One of the brutally simple rules of evolution is the fact that if a species' landscape changes and it does not rise to adapt to that change, it dies.
That's as true for multi-million dollar business models as it is for organic life fighting for survival in the primordial soup. It's simple really; if you don't step up and modify your game, you're not long for this world. For this reason alone, Splinter Cell: Blacklist may be in with a chance of survival.
Anyone who played 2010's Splinter Cell: Conviction probably noted it was rather different to its forbears with regards to the way one played it. Where once players were required to cling to the shadows, pass by enemies un-noticed and only ever engage in violence as a last resort, Conviction continued the work started by Double Agent by placing more of a premium on confronting enemies head on.
The game's protagonist, Sam Fisher, was still no bullet sponge and he was still adept at silent acrobatics. But Conviction ramped up the action quotient by gifting Fisher with preternatural - and unrealistic - agility and level design that occasionally left no other option than to leap into the fray, guns blazing.
This bold and more direct style of play angered some of the Splinter Cell faithful. However, if they stopped complaining for a second and analysed what they'd just played, they may have been able to see that Conviction was a necessary evolutionary step in Splinter Cell's continued existence as a franchise.
In today's current market where development costs have never been higher and sales expectations are higher still, pure stealth is no longer an option for a Triple A title. This is why Hitman Absolution came packed with bullet-time and the Instinct mechanic. This is why Metal Gear: Rising traded stealth for sword-play and why Metal Gear: The Phantom Pain looks utterly bonkers. And this is why Splinter Cell: Blacklist has been built from the ground up to accommodate three different styles of play.
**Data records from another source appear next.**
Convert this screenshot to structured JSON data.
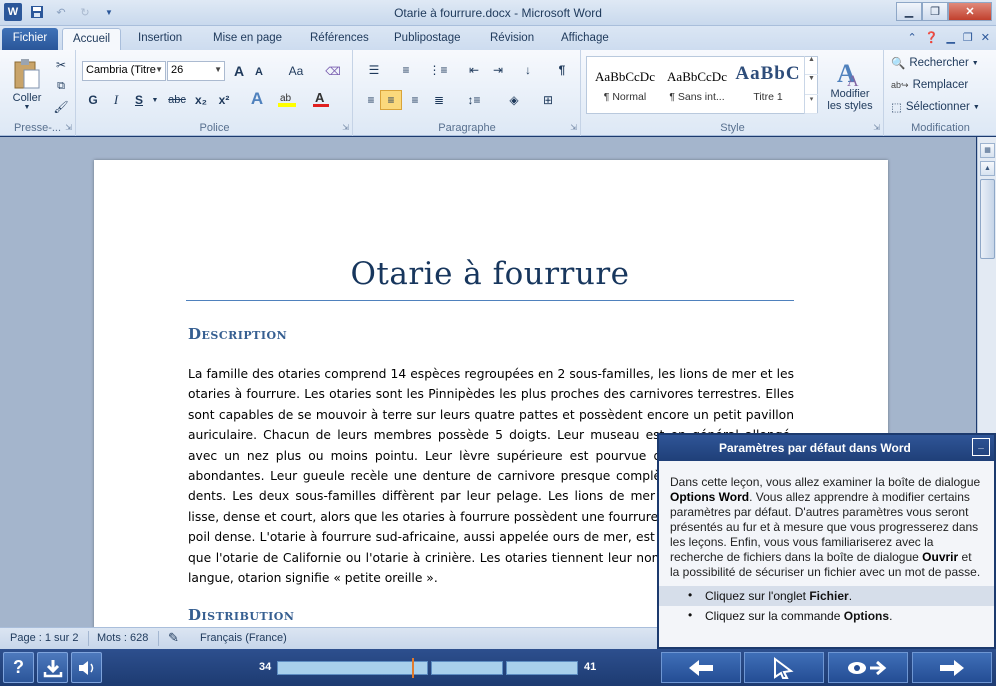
{
  "window": {
    "title": "Otarie à fourrure.docx - Microsoft Word",
    "app_icon": "W",
    "minimize": "▁",
    "maximize": "❐",
    "close": "✕"
  },
  "tabs": {
    "file": "Fichier",
    "items": [
      "Accueil",
      "Insertion",
      "Mise en page",
      "Références",
      "Publipostage",
      "Révision",
      "Affichage"
    ],
    "active": "Accueil"
  },
  "ribbon": {
    "clipboard": {
      "label": "Presse-...",
      "paste": "Coller"
    },
    "font": {
      "label": "Police",
      "name": "Cambria (Titre",
      "size": "26",
      "bold": "G",
      "italic": "I",
      "underline": "S",
      "strike": "abc",
      "sub": "x₂",
      "sup": "x²",
      "case": "Aa",
      "grow": "A",
      "shrink": "A"
    },
    "paragraph": {
      "label": "Paragraphe",
      "pilcrow": "¶"
    },
    "styles": {
      "label": "Style",
      "items": [
        {
          "sample": "AaBbCcDc",
          "name": "¶ Normal"
        },
        {
          "sample": "AaBbCcDc",
          "name": "¶ Sans int..."
        },
        {
          "sample": "AaBbC",
          "name": "Titre 1"
        }
      ],
      "change": "Modifier les styles"
    },
    "editing": {
      "label": "Modification",
      "find": "Rechercher",
      "replace": "Remplacer",
      "select": "Sélectionner"
    }
  },
  "document": {
    "title": "Otarie à fourrure",
    "heading1": "Description",
    "paragraph": "La famille des otaries comprend 14 espèces regroupées en 2 sous-familles, les lions de mer et les otaries à fourrure. Les otaries sont les Pinnipèdes les plus proches des carnivores terrestres. Elles sont capables de se mouvoir à terre sur leurs quatre pattes et possèdent encore un petit pavillon auriculaire. Chacun de leurs membres possède 5 doigts. Leur museau est en général allongé, avec un nez plus ou moins pointu. Leur lèvre supérieure est pourvue de vibrisses raides et abondantes. Leur gueule recèle une denture de carnivore presque complète comptant 34 à 38 dents. Les deux sous-familles diffèrent par leur pelage. Les lions de mer possèdent un pelage lisse, dense et court, alors que les otaries à fourrure possèdent une fourrure hirsute avec un sous-poil dense. L'otarie à fourrure sud-africaine, aussi appelée ours de mer, est beaucoup plus trapue que l'otarie de Californie ou l'otarie à crinière. Les otaries tiennent leur nom du grec ; dans cette langue, otarion signifie « petite oreille ».",
    "heading2": "Distribution"
  },
  "status": {
    "page": "Page : 1 sur 2",
    "words": "Mots : 628",
    "language": "Français (France)"
  },
  "lesson": {
    "title": "Paramètres par défaut dans Word",
    "minimize": "_",
    "intro_parts": [
      "Dans cette leçon, vous allez examiner la boîte de dialogue ",
      "Options Word",
      ". Vous allez apprendre à modifier certains paramètres par défaut. D'autres paramètres vous seront présentés au fur et à mesure que vous progresserez dans les leçons. Enfin, vous vous familiariserez avec la recherche de fichiers dans la boîte de dialogue ",
      "Ouvrir",
      " et la possibilité de sécuriser un fichier avec un mot de passe."
    ],
    "steps": [
      {
        "prefix": "Cliquez sur l'onglet ",
        "bold": "Fichier",
        "suffix": "."
      },
      {
        "prefix": "Cliquez sur la commande ",
        "bold": "Options",
        "suffix": "."
      }
    ]
  },
  "player": {
    "help": "?",
    "progress_start": "34",
    "progress_end": "41",
    "progress_fraction": 0.45
  }
}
Blacklist is all about giving players options. To be honest, it feels like the game Conviction should have been. On the evidence presented in a recent hands-on session at Ubisoft's studio in Toronto, Blacklist shies away from boxing players into tackling it as a third-person-shooter, but it doesn't remove that option altogether. It also allows players to adopt the old-school stealth gameplay the series is renowned for, but it doesn't force them into that play style.
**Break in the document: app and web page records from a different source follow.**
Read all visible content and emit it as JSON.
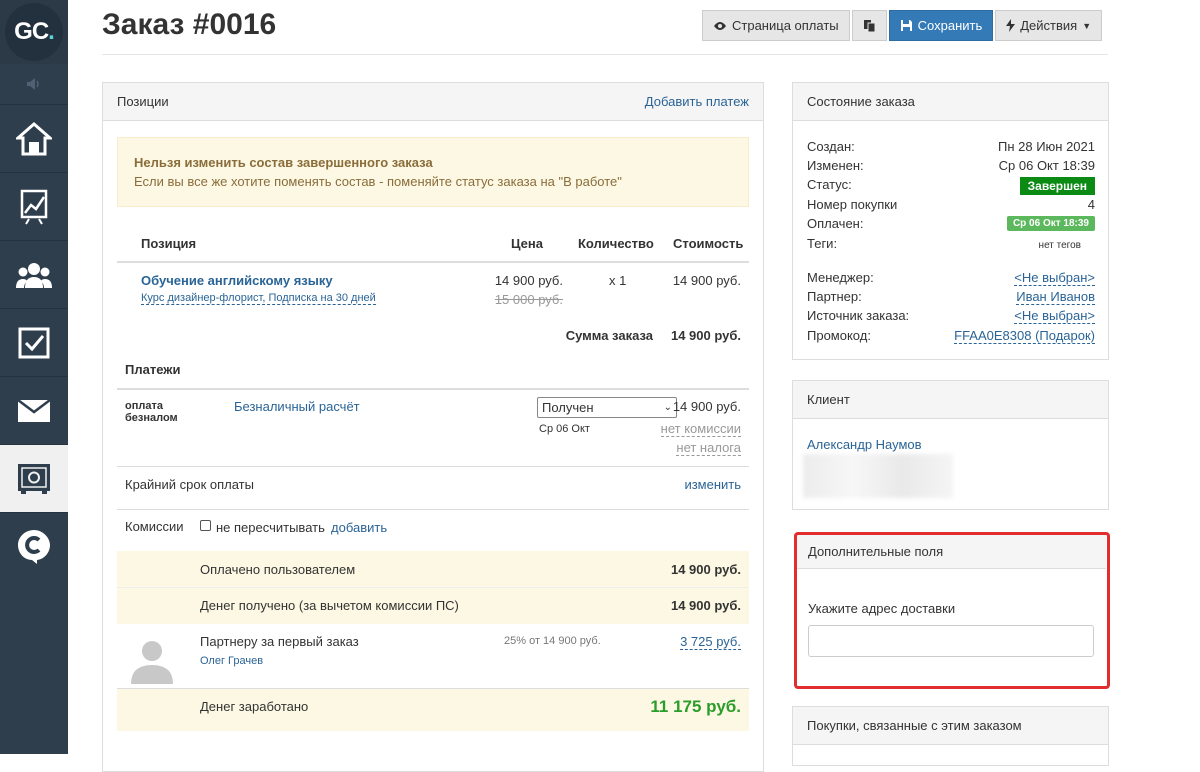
{
  "app": {
    "logo_text": "GC",
    "logo_dot": "."
  },
  "sidebar": {
    "items": [
      {
        "icon": "home-icon"
      },
      {
        "icon": "chart-icon"
      },
      {
        "icon": "users-icon"
      },
      {
        "icon": "tasks-icon"
      },
      {
        "icon": "mail-icon"
      },
      {
        "icon": "safe-icon",
        "active": true
      },
      {
        "icon": "chat-icon"
      }
    ]
  },
  "header": {
    "title": "Заказ #0016",
    "buttons": {
      "payment_page": "Страница оплаты",
      "save": "Сохранить",
      "actions": "Действия"
    }
  },
  "positions": {
    "header": "Позиции",
    "add_payment": "Добавить платеж",
    "warning_title": "Нельзя изменить состав завершенного заказа",
    "warning_text": "Если вы все же хотите поменять состав - поменяйте статус заказа на \"В работе\"",
    "columns": [
      "Позиция",
      "Цена",
      "Количество",
      "Стоимость"
    ],
    "item": {
      "name": "Обучение английскому языку",
      "sub": "Курс дизайнер-флорист, Подписка на 30 дней",
      "price": "14 900 руб.",
      "old_price": "15 000 руб.",
      "qty": "x 1",
      "cost": "14 900 руб."
    },
    "sum_label": "Сумма заказа",
    "sum_value": "14 900 руб."
  },
  "payments": {
    "header": "Платежи",
    "method_logo": "оплата безналом",
    "method_name": "Безналичный расчёт",
    "status_selected": "Получен",
    "status_date": "Ср 06 Окт",
    "amount": "14 900 руб.",
    "no_commission": "нет комиссии",
    "no_tax": "нет налога",
    "deadline_label": "Крайний срок оплаты",
    "deadline_link": "изменить",
    "commission_label": "Комиссии",
    "no_recount": "не пересчитывать",
    "add_link": "добавить",
    "paid_by_user_label": "Оплачено пользователем",
    "paid_by_user_value": "14 900 руб.",
    "received_label": "Денег получено (за вычетом комиссии ПС)",
    "received_value": "14 900 руб.",
    "partner_label": "Партнеру за первый заказ",
    "partner_name": "Олег Грачев",
    "partner_percent": "25% от 14 900 руб.",
    "partner_value": "3 725 руб.",
    "earned_label": "Денег заработано",
    "earned_value": "11 175 руб."
  },
  "order_state": {
    "header": "Состояние заказа",
    "created_label": "Создан:",
    "created_value": "Пн 28 Июн 2021",
    "changed_label": "Изменен:",
    "changed_value": "Ср 06 Окт 18:39",
    "status_label": "Статус:",
    "status_value": "Завершен",
    "purchase_label": "Номер покупки",
    "purchase_value": "4",
    "paid_label": "Оплачен:",
    "paid_value": "Ср 06 Окт 18:39",
    "tags_label": "Теги:",
    "tags_value": "нет тегов",
    "manager_label": "Менеджер:",
    "manager_value": "<Не выбран>",
    "partner_label": "Партнер:",
    "partner_value": "Иван Иванов",
    "source_label": "Источник заказа:",
    "source_value": "<Не выбран>",
    "promo_label": "Промокод:",
    "promo_value": "FFAA0E8308 (Подарок)"
  },
  "client": {
    "header": "Клиент",
    "name": "Александр Наумов"
  },
  "extra_fields": {
    "header": "Дополнительные поля",
    "address_label": "Укажите адрес доставки",
    "address_value": ""
  },
  "related": {
    "header": "Покупки, связанные с этим заказом"
  },
  "colors": {
    "sidebar": "#2f3e4d",
    "primary": "#337ab7",
    "status_green": "#0b8a14",
    "earned_green": "#2a9d2a",
    "highlight": "#e12d2d"
  }
}
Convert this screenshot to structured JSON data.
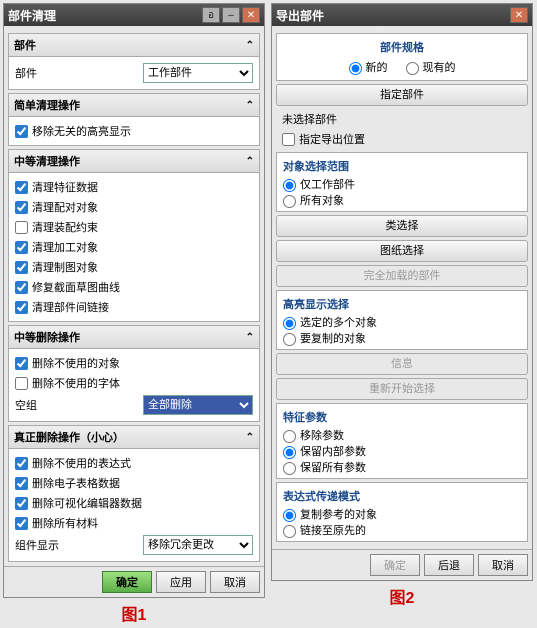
{
  "window1": {
    "title": "部件清理",
    "sections": {
      "bujian": {
        "header": "部件",
        "label": "部件",
        "value": "工作部件"
      },
      "jiandan": {
        "header": "简单清理操作",
        "items": [
          {
            "checked": true,
            "label": "移除无关的高亮显示"
          }
        ]
      },
      "zhongdeng_clean": {
        "header": "中等清理操作",
        "items": [
          {
            "checked": true,
            "label": "清理特征数据"
          },
          {
            "checked": true,
            "label": "清理配对对象"
          },
          {
            "checked": false,
            "label": "清理装配约束"
          },
          {
            "checked": true,
            "label": "清理加工对象"
          },
          {
            "checked": true,
            "label": "清理制图对象"
          },
          {
            "checked": true,
            "label": "修复截面草图曲线"
          },
          {
            "checked": true,
            "label": "清理部件间链接"
          }
        ]
      },
      "zhongdeng_del": {
        "header": "中等删除操作",
        "items": [
          {
            "checked": true,
            "label": "删除不使用的对象"
          },
          {
            "checked": false,
            "label": "删除不使用的字体"
          }
        ],
        "kongzu_label": "空组",
        "kongzu_value": "全部删除"
      },
      "zhenzheng": {
        "header": "真正删除操作（小心）",
        "items": [
          {
            "checked": true,
            "label": "删除不使用的表达式"
          },
          {
            "checked": true,
            "label": "删除电子表格数据"
          },
          {
            "checked": true,
            "label": "删除可视化编辑器数据"
          },
          {
            "checked": true,
            "label": "删除所有材料"
          }
        ],
        "zuijian_label": "组件显示",
        "zuijian_value": "移除冗余更改"
      }
    },
    "footer": {
      "ok": "确定",
      "apply": "应用",
      "cancel": "取消"
    },
    "caption": "图1"
  },
  "window2": {
    "title": "导出部件",
    "spec": {
      "header": "部件规格",
      "opt1": "新的",
      "opt2": "现有的"
    },
    "assign_btn": "指定部件",
    "unselected": "未选择部件",
    "assign_loc": "指定导出位置",
    "range": {
      "header": "对象选择范围",
      "opt1": "仅工作部件",
      "opt2": "所有对象"
    },
    "btns": {
      "class_sel": "类选择",
      "draw_sel": "图纸选择",
      "full_load": "完全加载的部件",
      "info": "信息",
      "restart": "重新开始选择"
    },
    "highlight": {
      "header": "高亮显示选择",
      "opt1": "选定的多个对象",
      "opt2": "要复制的对象"
    },
    "tezheng": {
      "header": "特征参数",
      "opt1": "移除参数",
      "opt2": "保留内部参数",
      "opt3": "保留所有参数"
    },
    "biaodashi": {
      "header": "表达式传递模式",
      "opt1": "复制参考的对象",
      "opt2": "链接至原先的"
    },
    "footer": {
      "ok": "确定",
      "back": "后退",
      "cancel": "取消"
    },
    "caption": "图2"
  }
}
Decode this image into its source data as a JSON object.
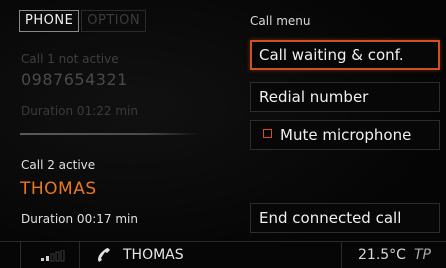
{
  "tabs": [
    {
      "label": "PHONE",
      "active": true
    },
    {
      "label": "OPTION",
      "active": false
    }
  ],
  "call1": {
    "status": "Call 1 not active",
    "number": "0987654321",
    "duration": "Duration 01:22 min"
  },
  "call2": {
    "status": "Call 2 active",
    "name": "THOMAS",
    "duration": "Duration 00:17 min"
  },
  "menu": {
    "title": "Call menu",
    "items": [
      {
        "label": "Call waiting & conf.",
        "selected": true
      },
      {
        "label": "Redial number",
        "selected": false
      },
      {
        "label": "Mute microphone",
        "selected": false,
        "checkbox": true
      },
      {
        "label": "End connected call",
        "selected": false
      }
    ]
  },
  "statusbar": {
    "signal_icon": "signal-strength-icon",
    "phone_icon": "phone-handset-icon",
    "caller": "THOMAS",
    "temperature": "21.5°C",
    "tp_label": "TP"
  },
  "colors": {
    "accent": "#d0521a",
    "active_name": "#e9781f",
    "inactive_text": "#4a4a4a",
    "background": "#050505"
  }
}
The game's manifesto is summed up in three gameplay pillars: Ghost, Panther and Assault. Ghost is old-school Splinter Cell, where players give themselves over to beating the game's punishing level design by sneaking about undetected, hiding in shadows and only ever attacking an enemy when no other options are available.
Panther is stealth with some punch; this is the style of play Chaos Theory created, which combines patiently hiding from view with quick, effective bursts of violence. Assault is a full frontal free-for-all. Players who enjoy this style essentially treat the game like a pretty challenging TPS; enemies flank, alarm bells ring and life is easily snuffed out.
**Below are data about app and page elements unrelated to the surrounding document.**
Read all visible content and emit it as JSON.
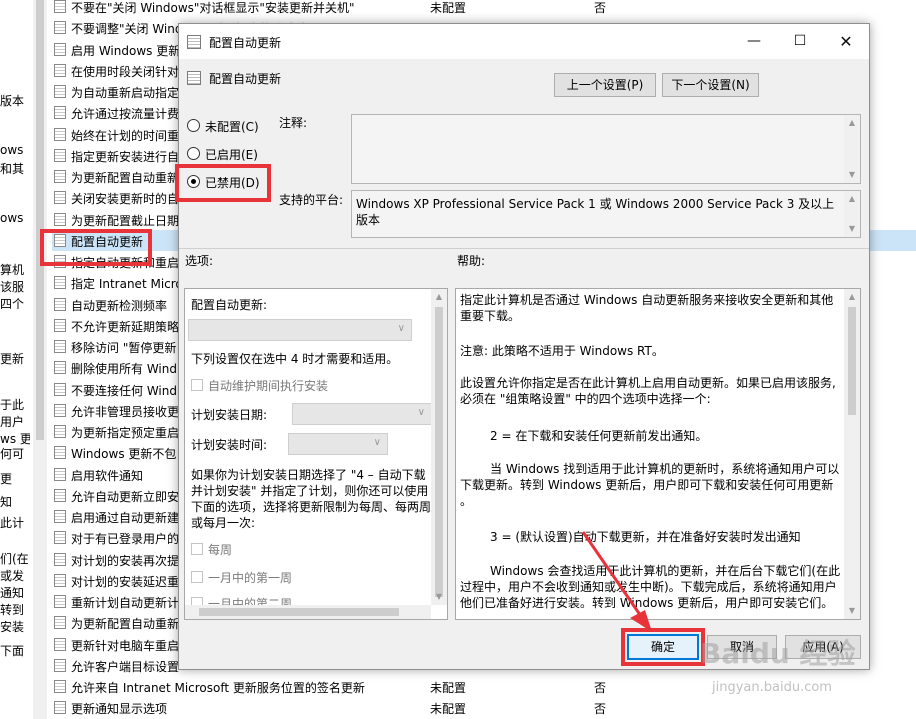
{
  "background": {
    "left_fragments": [
      "版本",
      "ows",
      "和其",
      "ows",
      "算机",
      "该服",
      "四个",
      "更新",
      "于此",
      "用户",
      "ws 更",
      "何可",
      "更",
      "知",
      "此计",
      "们(在",
      "或发",
      "通知",
      "转到",
      "安装",
      "下面"
    ],
    "rows": [
      {
        "name": "不要在\"关闭 Windows\"对话框显示\"安装更新并关机\"",
        "state": "未配置",
        "comment": "否"
      },
      {
        "name": "不要调整\"关闭 Windows\"对话框中的默认选项",
        "state": "",
        "comment": ""
      },
      {
        "name": "启用 Windows 更新电源管理",
        "state": "",
        "comment": ""
      },
      {
        "name": "在使用时段关闭针对",
        "state": "",
        "comment": ""
      },
      {
        "name": "为自动重新启动指定",
        "state": "",
        "comment": ""
      },
      {
        "name": "允许通过按流量计费",
        "state": "",
        "comment": ""
      },
      {
        "name": "始终在计划的时间重",
        "state": "",
        "comment": ""
      },
      {
        "name": "指定更新安装进行自",
        "state": "",
        "comment": ""
      },
      {
        "name": "为更新配置自动重新",
        "state": "",
        "comment": ""
      },
      {
        "name": "关闭安装更新时的自",
        "state": "",
        "comment": ""
      },
      {
        "name": "为更新配置截止日期",
        "state": "",
        "comment": ""
      },
      {
        "name": "配置自动更新",
        "state": "",
        "comment": ""
      },
      {
        "name": "指定自动更新和重启",
        "state": "",
        "comment": ""
      },
      {
        "name": "指定 Intranet Micro",
        "state": "",
        "comment": ""
      },
      {
        "name": "自动更新检测频率",
        "state": "",
        "comment": ""
      },
      {
        "name": "不允许更新延期策略",
        "state": "",
        "comment": ""
      },
      {
        "name": "移除访问 \"暂停更新",
        "state": "",
        "comment": ""
      },
      {
        "name": "删除使用所有 Wind",
        "state": "",
        "comment": ""
      },
      {
        "name": "不要连接任何 Wind",
        "state": "",
        "comment": ""
      },
      {
        "name": "允许非管理员接收更",
        "state": "",
        "comment": ""
      },
      {
        "name": "为更新指定预定重启",
        "state": "",
        "comment": ""
      },
      {
        "name": "Windows 更新不包",
        "state": "",
        "comment": ""
      },
      {
        "name": "启用软件通知",
        "state": "",
        "comment": ""
      },
      {
        "name": "允许自动更新立即安",
        "state": "",
        "comment": ""
      },
      {
        "name": "启用通过自动更新建",
        "state": "",
        "comment": ""
      },
      {
        "name": "对于有已登录用户的",
        "state": "",
        "comment": ""
      },
      {
        "name": "对计划的安装再次提",
        "state": "",
        "comment": ""
      },
      {
        "name": "对计划的安装延迟重",
        "state": "",
        "comment": ""
      },
      {
        "name": "重新计划自动更新计",
        "state": "",
        "comment": ""
      },
      {
        "name": "为更新配置自动重新",
        "state": "",
        "comment": ""
      },
      {
        "name": "更新针对电脑车重启",
        "state": "",
        "comment": ""
      },
      {
        "name": "允许客户端目标设置",
        "state": "",
        "comment": ""
      },
      {
        "name": "允许来自 Intranet Microsoft 更新服务位置的签名更新",
        "state": "未配置",
        "comment": "否"
      },
      {
        "name": "更新通知显示选项",
        "state": "未配置",
        "comment": "否"
      }
    ]
  },
  "dialog": {
    "title": "配置自动更新",
    "header_label": "配置自动更新",
    "prev_button": "上一个设置(P)",
    "next_button": "下一个设置(N)",
    "radios": [
      {
        "label": "未配置(C)",
        "selected": false
      },
      {
        "label": "已启用(E)",
        "selected": false
      },
      {
        "label": "已禁用(D)",
        "selected": true
      }
    ],
    "comment_label": "注释:",
    "comment_value": "",
    "platform_label": "支持的平台:",
    "platform_value": "Windows XP Professional Service Pack 1 或 Windows 2000 Service Pack 3 及以上版本",
    "options_label": "选项:",
    "help_label": "帮助:",
    "options": {
      "configure_label": "配置自动更新:",
      "note": "下列设置仅在选中 4 时才需要和适用。",
      "maintenance_checkbox": "自动维护期间执行安装",
      "schedule_day_label": "计划安装日期:",
      "schedule_time_label": "计划安装时间:",
      "explain_1": "如果你为计划安装日期选择了 \"4 – 自动下载",
      "explain_2": "并计划安装\" 并指定了计划，则你还可以使用",
      "explain_3": "下面的选项，选择将更新限制为每周、每两周",
      "explain_4": "或每月一次:",
      "weekly": "每周",
      "first_week": "一月中的第一周",
      "second_week": "一月中的第二周"
    },
    "help": {
      "p1a": "指定此计算机是否通过 Windows 自动更新服务来接收安全更新和其他",
      "p1b": "重要下载。",
      "p2": "注意: 此策略不适用于 Windows RT。",
      "p3a": "此设置允许你指定是否在此计算机上启用自动更新。如果已启用该服务,",
      "p3b": "必须在 \"组策略设置\" 中的四个选项中选择一个:",
      "p4": "2 = 在下载和安装任何更新前发出通知。",
      "p5a": "当 Windows 找到适用于此计算机的更新时，系统将通知用户可以",
      "p5b": "下载更新。转到 Windows 更新后，用户即可下载和安装任何可用更新",
      "p5c": "。",
      "p6": "3 = (默认设置)自动下载更新，并在准备好安装时发出通知",
      "p7a": "Windows 会查找适用于此计算机的更新，并在后台下载它们(在此",
      "p7b": "过程中，用户不会收到通知或发生中断)。下载完成后，系统将通知用户",
      "p7c": "他们已准备好进行安装。转到 Windows 更新后，用户即可安装它们。"
    },
    "ok_button": "确定",
    "cancel_button": "取消",
    "apply_button": "应用(A)"
  },
  "watermark": {
    "line1": "Baidu 经验",
    "line2": "jingyan.baidu.com"
  },
  "colors": {
    "highlight": "#e8333a",
    "accent": "#0078d7"
  }
}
So Splinter Cell has evolved, then, to offer players a three-pronged approach in how they play it. You can opt for Ghost, Panther, Assault or a combination of all three. In a way it's a more action-orientated affair, if only for the fact that players are offered a lot more versatility in how they approach things. There's more fluidness to the proceedings where tactics and attacking styles can be switched up on the fly.
The level design accommodates this. Fail in one section and you'll find that, with one or two key exceptions, the patrol routes and positions of NPC enemies tend to change to keep things fresh. In the section of campaign that CVG played only the opening gun battle, the home stretch and a couple of key guard positions remained static.
In the section we played, Sam found himself tasked with extracting a high-level criminal - who, without going into spoiler territory, fans of the series will recognise from Conviction - from a police station overrun by armed insurgents. It was a great showcase, not only for the styles of play, but also in terms of showing off Blacklist's new assets and how they sit next to what Ubisoft decided to keep from Conviction.
First off, Mark & Execute is back; Conviction players will remember this as the useful mechanic that allowed them to tag multiple enemies by tapping the right bumper and then dispatch them all in slow-motion by hitting 'Y'. Sam is also ridiculously agile; he's able to shimmy along a ledge at high speed and deadlift himself up a drainpipe in seconds. The combat silhouette is also in play; when enemies detect Sam, a white see-through outline of him appears denoting his last visible position and players can then flank opponents while they surround the last spot they saw Sam in.
Blacklist also brings back a couple of old-school mechanics to the mix; Sam has his head-gear back, along with its different vision settings (infra-red, nightvision, heat-sensor). Players are also able to hide bodies so their combative activities need not draw unwanted attention. Each mission also contains a series of optional mini-objectives, such as bagging and tagging a 'person of interest' or hacking a laptop, which earn players more XP to spend on customisation options.